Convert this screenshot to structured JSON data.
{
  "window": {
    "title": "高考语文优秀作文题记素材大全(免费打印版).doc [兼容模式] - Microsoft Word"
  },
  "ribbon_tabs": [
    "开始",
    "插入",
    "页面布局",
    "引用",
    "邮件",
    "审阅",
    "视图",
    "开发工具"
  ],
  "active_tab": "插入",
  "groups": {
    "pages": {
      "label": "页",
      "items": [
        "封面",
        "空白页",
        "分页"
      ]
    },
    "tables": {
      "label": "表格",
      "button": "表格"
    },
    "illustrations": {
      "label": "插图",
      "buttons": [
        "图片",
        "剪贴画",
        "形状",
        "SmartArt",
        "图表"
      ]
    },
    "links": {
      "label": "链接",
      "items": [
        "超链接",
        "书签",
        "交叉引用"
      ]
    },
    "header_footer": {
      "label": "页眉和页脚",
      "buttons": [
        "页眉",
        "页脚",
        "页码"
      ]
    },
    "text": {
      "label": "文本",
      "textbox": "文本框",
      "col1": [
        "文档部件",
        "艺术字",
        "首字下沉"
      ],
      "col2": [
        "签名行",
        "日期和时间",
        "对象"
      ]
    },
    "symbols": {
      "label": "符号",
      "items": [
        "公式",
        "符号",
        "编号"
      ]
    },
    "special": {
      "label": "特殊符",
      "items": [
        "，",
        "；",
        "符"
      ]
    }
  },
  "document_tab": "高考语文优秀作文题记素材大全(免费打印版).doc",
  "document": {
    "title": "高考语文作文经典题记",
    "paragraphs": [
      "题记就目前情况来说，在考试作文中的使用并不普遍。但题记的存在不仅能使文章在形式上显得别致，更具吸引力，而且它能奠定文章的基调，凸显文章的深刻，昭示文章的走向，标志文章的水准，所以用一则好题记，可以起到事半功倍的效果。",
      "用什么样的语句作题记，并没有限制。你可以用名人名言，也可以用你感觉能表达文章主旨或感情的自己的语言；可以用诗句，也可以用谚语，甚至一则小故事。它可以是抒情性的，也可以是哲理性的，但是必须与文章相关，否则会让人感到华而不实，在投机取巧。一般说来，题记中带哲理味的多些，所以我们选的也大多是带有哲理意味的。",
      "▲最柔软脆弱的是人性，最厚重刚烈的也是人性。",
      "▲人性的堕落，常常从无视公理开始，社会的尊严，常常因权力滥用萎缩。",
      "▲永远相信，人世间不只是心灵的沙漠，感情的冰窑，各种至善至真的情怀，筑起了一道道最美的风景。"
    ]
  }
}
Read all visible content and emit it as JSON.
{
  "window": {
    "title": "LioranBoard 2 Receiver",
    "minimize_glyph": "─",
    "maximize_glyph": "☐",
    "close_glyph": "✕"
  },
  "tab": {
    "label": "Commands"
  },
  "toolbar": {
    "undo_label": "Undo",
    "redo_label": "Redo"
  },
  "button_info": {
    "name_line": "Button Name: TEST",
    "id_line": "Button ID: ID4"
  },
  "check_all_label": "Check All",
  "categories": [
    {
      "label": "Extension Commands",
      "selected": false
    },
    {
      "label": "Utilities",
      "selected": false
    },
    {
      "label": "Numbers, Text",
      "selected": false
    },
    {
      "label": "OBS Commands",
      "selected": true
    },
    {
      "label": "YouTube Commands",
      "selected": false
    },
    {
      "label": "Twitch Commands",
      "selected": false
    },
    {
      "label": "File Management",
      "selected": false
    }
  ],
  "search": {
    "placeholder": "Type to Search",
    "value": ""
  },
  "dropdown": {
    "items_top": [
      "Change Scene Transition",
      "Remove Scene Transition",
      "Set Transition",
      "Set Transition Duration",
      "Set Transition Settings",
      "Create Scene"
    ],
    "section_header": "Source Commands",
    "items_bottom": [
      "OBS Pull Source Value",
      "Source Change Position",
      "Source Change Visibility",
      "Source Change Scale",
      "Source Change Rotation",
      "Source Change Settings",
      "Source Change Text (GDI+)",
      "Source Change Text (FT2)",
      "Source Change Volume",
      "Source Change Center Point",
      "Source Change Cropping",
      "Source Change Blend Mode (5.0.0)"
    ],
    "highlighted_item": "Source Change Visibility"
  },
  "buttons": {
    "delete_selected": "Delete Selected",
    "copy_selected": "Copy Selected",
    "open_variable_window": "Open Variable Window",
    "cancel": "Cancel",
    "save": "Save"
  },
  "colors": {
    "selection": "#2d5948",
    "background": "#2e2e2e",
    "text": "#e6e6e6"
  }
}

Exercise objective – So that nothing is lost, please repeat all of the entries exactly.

Task response –
Convert this screenshot to structured JSON data.
{
  "window": {
    "title": "高考语文优秀作文题记素材大全(免费打印版).doc [兼容模式] - Microsoft Word"
  },
  "ribbon_tabs": [
    "开始",
    "插入",
    "页面布局",
    "引用",
    "邮件",
    "审阅",
    "视图",
    "开发工具"
  ],
  "active_tab": "插入",
  "groups": {
    "pages": {
      "label": "页",
      "items": [
        "封面",
        "空白页",
        "分页"
      ]
    },
    "tables": {
      "label": "表格",
      "button": "表格"
    },
    "illustrations": {
      "label": "插图",
      "buttons": [
        "图片",
        "剪贴画",
        "形状",
        "SmartArt",
        "图表"
      ]
    },
    "links": {
      "label": "链接",
      "items": [
        "超链接",
        "书签",
        "交叉引用"
      ]
    },
    "header_footer": {
      "label": "页眉和页脚",
      "buttons": [
        "页眉",
        "页脚",
        "页码"
      ]
    },
    "text": {
      "label": "文本",
      "textbox": "文本框",
      "col1": [
        "文档部件",
        "艺术字",
        "首字下沉"
      ],
      "col2": [
        "签名行",
        "日期和时间",
        "对象"
      ]
    },
    "symbols": {
      "label": "符号",
      "items": [
        "公式",
        "符号",
        "编号"
      ]
    },
    "special": {
      "label": "特殊符",
      "items": [
        "，",
        "；",
        "符"
      ]
    }
  },
  "document_tab": "高考语文优秀作文题记素材大全(免费打印版).doc",
  "document": {
    "title": "高考语文作文经典题记",
    "paragraphs": [
      "题记就目前情况来说，在考试作文中的使用并不普遍。但题记的存在不仅能使文章在形式上显得别致，更具吸引力，而且它能奠定文章的基调，凸显文章的深刻，昭示文章的走向，标志文章的水准，所以用一则好题记，可以起到事半功倍的效果。",
      "用什么样的语句作题记，并没有限制。你可以用名人名言，也可以用你感觉能表达文章主旨或感情的自己的语言；可以用诗句，也可以用谚语，甚至一则小故事。它可以是抒情性的，也可以是哲理性的，但是必须与文章相关，否则会让人感到华而不实，在投机取巧。一般说来，题记中带哲理味的多些，所以我们选的也大多是带有哲理意味的。",
      "▲最柔软脆弱的是人性，最厚重刚烈的也是人性。",
      "▲人性的堕落，常常从无视公理开始，社会的尊严，常常因权力滥用萎缩。",
      "▲永远相信，人世间不只是心灵的沙漠，感情的冰窑，各种至善至真的情怀，筑起了一道道最美的风景。"
    ]
  }
}
Read all visible content and emit it as JSON.
{
  "window": {
    "title": "LioranBoard 2 Receiver",
    "minimize_glyph": "─",
    "maximize_glyph": "☐",
    "close_glyph": "✕"
  },
  "tab": {
    "label": "Commands"
  },
  "toolbar": {
    "undo_label": "Undo",
    "redo_label": "Redo"
  },
  "button_info": {
    "name_line": "Button Name: TEST",
    "id_line": "Button ID: ID4"
  },
  "check_all_label": "Check All",
  "categories": [
    {
      "label": "Extension Commands",
      "selected": false
    },
    {
      "label": "Utilities",
      "selected": false
    },
    {
      "label": "Numbers, Text",
      "selected": false
    },
    {
      "label": "OBS Commands",
      "selected": true
    },
    {
      "label": "YouTube Commands",
      "selected": false
    },
    {
      "label": "Twitch Commands",
      "selected": false
    },
    {
      "label": "File Management",
      "selected": false
    }
  ],
  "search": {
    "placeholder": "Type to Search",
    "value": ""
  },
  "dropdown": {
    "items_top": [
      "Change Scene Transition",
      "Remove Scene Transition",
      "Set Transition",
      "Set Transition Duration",
      "Set Transition Settings",
      "Create Scene"
    ],
    "section_header": "Source Commands",
    "items_bottom": [
      "OBS Pull Source Value",
      "Source Change Position",
      "Source Change Visibility",
      "Source Change Scale",
      "Source Change Rotation",
      "Source Change Settings",
      "Source Change Text (GDI+)",
      "Source Change Text (FT2)",
      "Source Change Volume",
      "Source Change Center Point",
      "Source Change Cropping",
      "Source Change Blend Mode (5.0.0)"
    ],
    "highlighted_item": "Source Change Visibility"
  },
  "buttons": {
    "delete_selected": "Delete Selected",
    "copy_selected": "Copy Selected",
    "open_variable_window": "Open Variable Window",
    "cancel": "Cancel",
    "save": "Save"
  },
  "colors": {
    "selection": "#2d5948",
    "background": "#2e2e2e",
    "text": "#e6e6e6"
  }
}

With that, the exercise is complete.